Music City Star's success breeding contempt

Friday, December 2, 2011, Vol. 35, No. 48
By Joe Morris

In the case of the Music City Star, more isn’t necessarily better. The train is posting record ridership, and its governing body would like to add cars and stops along its existing route and beyond. But when it comes to funding, its success is being used against it.

The commuter train went into service in September 2006 and runs a 32-mile route from Lebanon to Nashville with stops in Donelson, Hermitage, Martha and Mt. Juliet. And despite rising ridership – more than 50 percent of its available seats, on average, are sold now -- both Mt. Juliet and Wilson County officials say they won’t ante up more funding in the next year.

The RTA asked Mt. Juliet, Lebanon and the county to pay $50,000 each annually, but thus far only Lebanon has agreed. Mt. Juliet currently pays $30,000 annually, while Wilson County kicks in $10,000. Compare that to Metro Nashville, which contributes $1.5 million to the train’s $4.57 million annual operating budget, much of which comes from state and federal dollars.

Wilson County officials cite the increased ridership as proof that the train doesn’t need its subsidy. Budgetary constraints also are cited as reasons to maintain the status quo.

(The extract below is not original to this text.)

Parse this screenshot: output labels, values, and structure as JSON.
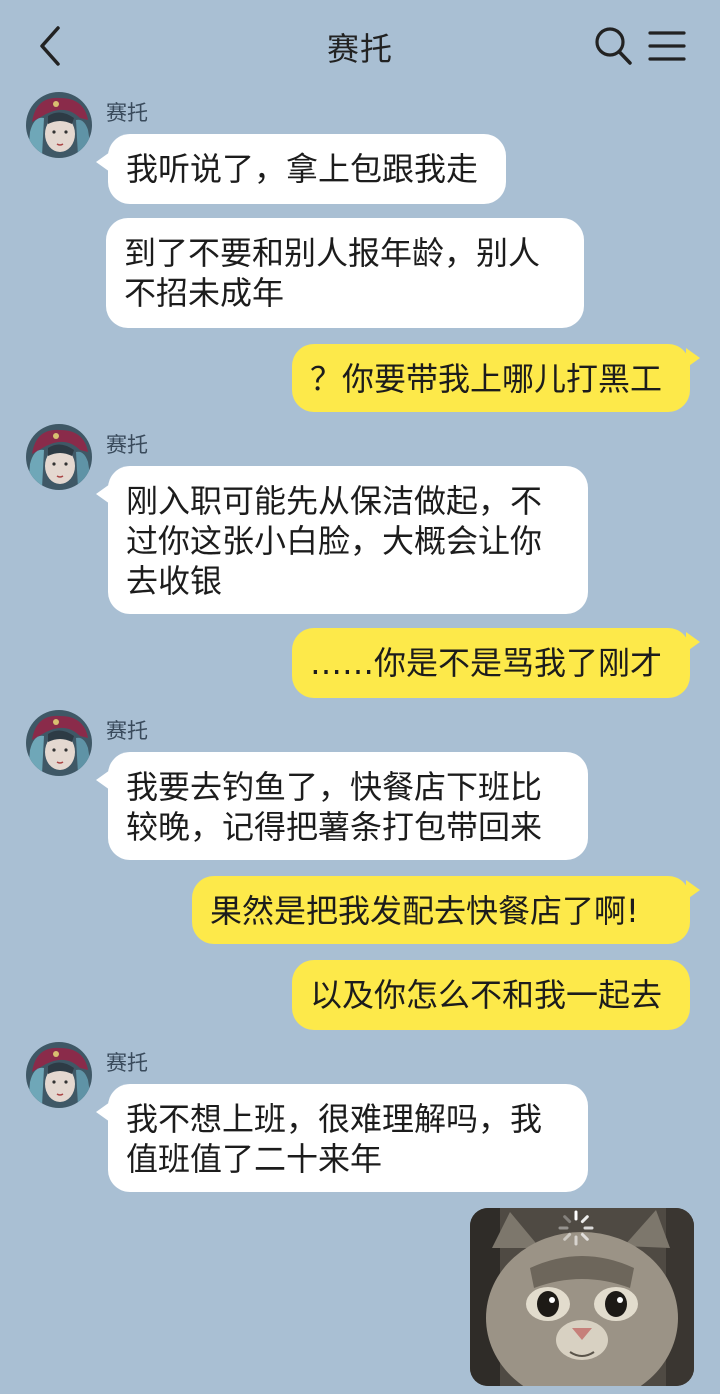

But like Lebanon, whose leaders have said the train provides both an identity and economic-growth opportunities, leaders in Franklin are moving ahead with their own plans for rail and/or bus lines despite the

current lean times.